AP Photo/Steven Senne
Paul Pierce gets his troublesome heel massaged during a recent practice.WALTHAM, Mass. -- As Celtics coach Doc Rivers took his spot for a post-practice confab with the media on Tuesday, the first question whizzed in asking about the status of missing captain Paul Pierce. Rivers playfully busted the reporter's chops, asking why we always had to start on a negative topic.
Sorry, Coach. Old habits die hard.
It seems like we've been quizzing poor Rivers on health on a daily basis ever since the Celtics raised Banner 17. Whether it's been the knees of Kevin Garnett and Kendrick Perkins, or the heels of Shaquille O'Neal and, most recently, Pierce, rarely a day has gone by when Rivers hasn't been asked for some sort of medical update.
Back in the day, when the questions weren't so frequent, Rivers used to remind probing reporters that "Doc is just a nickname." Over the past four years, he's spent so much time with trainer Ed Lacerte, you wonder if he's doing a residency while working toward an actual medical degree.
But it's actually easy to understand the persistent questions on the injury status of Celtics players. Over the past four seasons, nothing has been more important to Boston's championship quests than health. And nothing has been more instrumental in derailing it.
Tip-off for the 2011-12 season is a mere five days away and Rivers expressed concern Tuesday about whether Pierce would be ready for a Christmas Day visit to New York because of a bruised right heel. What seemed like a minor ailment suffered on the first day of training camp has grown more worrisome as Pierce has been shut down yet again with the goal of getting him game-ready later in the week.
Rivers admits that, long term, Pierce's injury is not much of a concern (though the pessimist would kindly remind him that he said something similar when Shaquille O'Neal first tweaked his Achilles in February and we all know how that turned out). Let's be absolutely clear, we're not suggesting that Pierce's injury is anywhere near as severe (he worked out Monday, but woke up sore on Tuesday, forcing the team to reduce his workload with hopes of ramping him back up on Friday). But here's the point: New season, familiar line of discussion.
The 2011-12 Celtics absolutely need good health. Cap-strapped and already dealing with a heart ailment that will sideline top reserve Jeff Green all season, Boston has been limited in its ability to supplement its aging core. Extended absences, particularly to a member of their starting five, could be downright catastrophic to the Celtics in a condensed season.
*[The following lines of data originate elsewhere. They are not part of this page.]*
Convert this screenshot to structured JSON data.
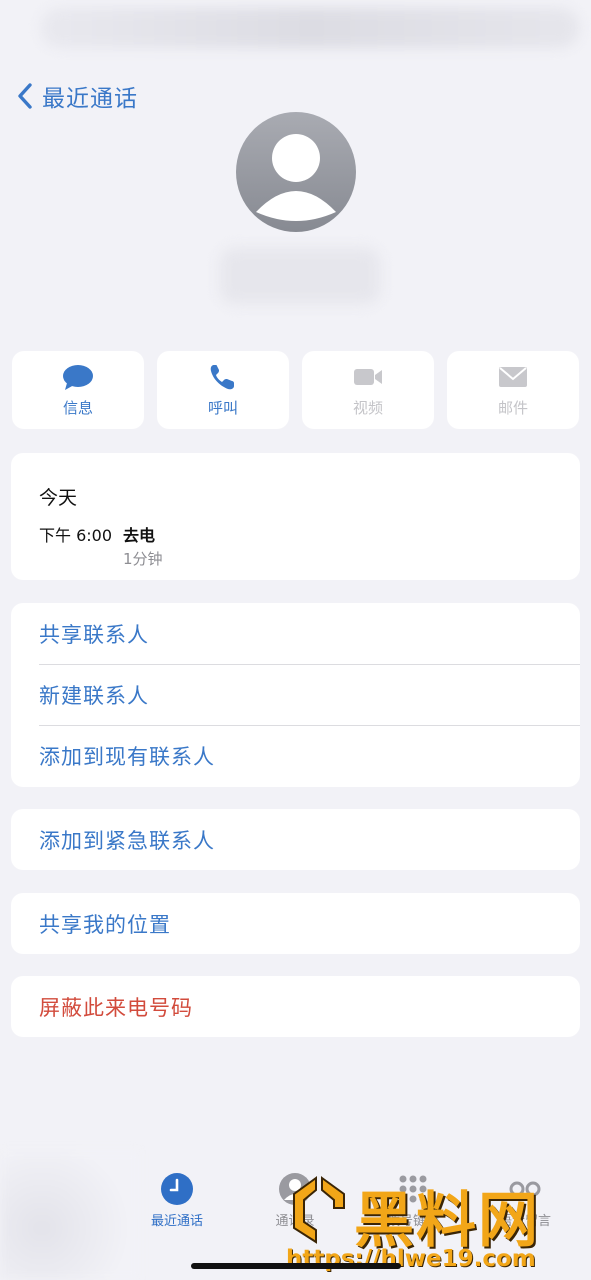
{
  "nav": {
    "back_label": "最近通话"
  },
  "actions": [
    {
      "label": "信息",
      "icon": "message-icon",
      "enabled": true
    },
    {
      "label": "呼叫",
      "icon": "phone-icon",
      "enabled": true
    },
    {
      "label": "视频",
      "icon": "video-icon",
      "enabled": false
    },
    {
      "label": "邮件",
      "icon": "mail-icon",
      "enabled": false
    }
  ],
  "recent_call": {
    "day": "今天",
    "time": "下午 6:00",
    "type": "去电",
    "duration": "1分钟"
  },
  "contact_options": [
    {
      "label": "共享联系人"
    },
    {
      "label": "新建联系人"
    },
    {
      "label": "添加到现有联系人"
    }
  ],
  "emergency": {
    "label": "添加到紧急联系人"
  },
  "location": {
    "label": "共享我的位置"
  },
  "block": {
    "label": "屏蔽此来电号码"
  },
  "tabbar": {
    "items": [
      {
        "label": "最近通话",
        "icon": "clock-icon",
        "active": true
      },
      {
        "label": "通讯录",
        "icon": "contacts-icon",
        "active": false
      },
      {
        "label": "拨号键盘",
        "icon": "keypad-icon",
        "active": false
      },
      {
        "label": "语音留言",
        "icon": "voicemail-icon",
        "active": false
      }
    ]
  },
  "watermark": {
    "title": "黑料网",
    "url": "https://hlwe19.com"
  },
  "colors": {
    "accent": "#3a78c8",
    "danger": "#d24b3c",
    "background": "#f2f2f7",
    "watermark": "#f2a618"
  }
}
Again, Rivers stressed that he's not overly concerned at the moment. But his team's health certainly something he must deal with. Asked about rotations on Tuesday, Rivers qualified his answer with, "I don’t think it’ll be hard once everybody’s healthy."
But will everybody be healthy? Past seasons suggest that's no slam dunk.
Let's remember that last year Boston's Big Three was surprisingly healthy. Beyond one late-December scare when Garnett landed awkwardly in Detroit (and missed nine games with a right leg injury), the trio rarely left the court. In fact, Pierce and Ray Allen appeared in 80 regular-season games, sitting out only the final two for rest before the playoffs.
In fact, Rajon Rondo and Shaq were the biggest injury concerns, as well as a bench that lost its anchor when Marquis Daniels suffered a freak spine injury that nearly ended his career. Now the Celtics might be leaning on post-surgery Daniels -- whom his coach has playfully dubbed Lazarus -- to fill in for Pierce when the new season opens.
There's no need to break out those panic buttons quite yet. But health will almost certainly dictate how the Celtics fare this season. It hasn't been a great start to the new year in that regard. All of which means Rivers can expect to keep getting peppered with questions on injury statuses.
If this team can get healthy, we promise we'll stop asking.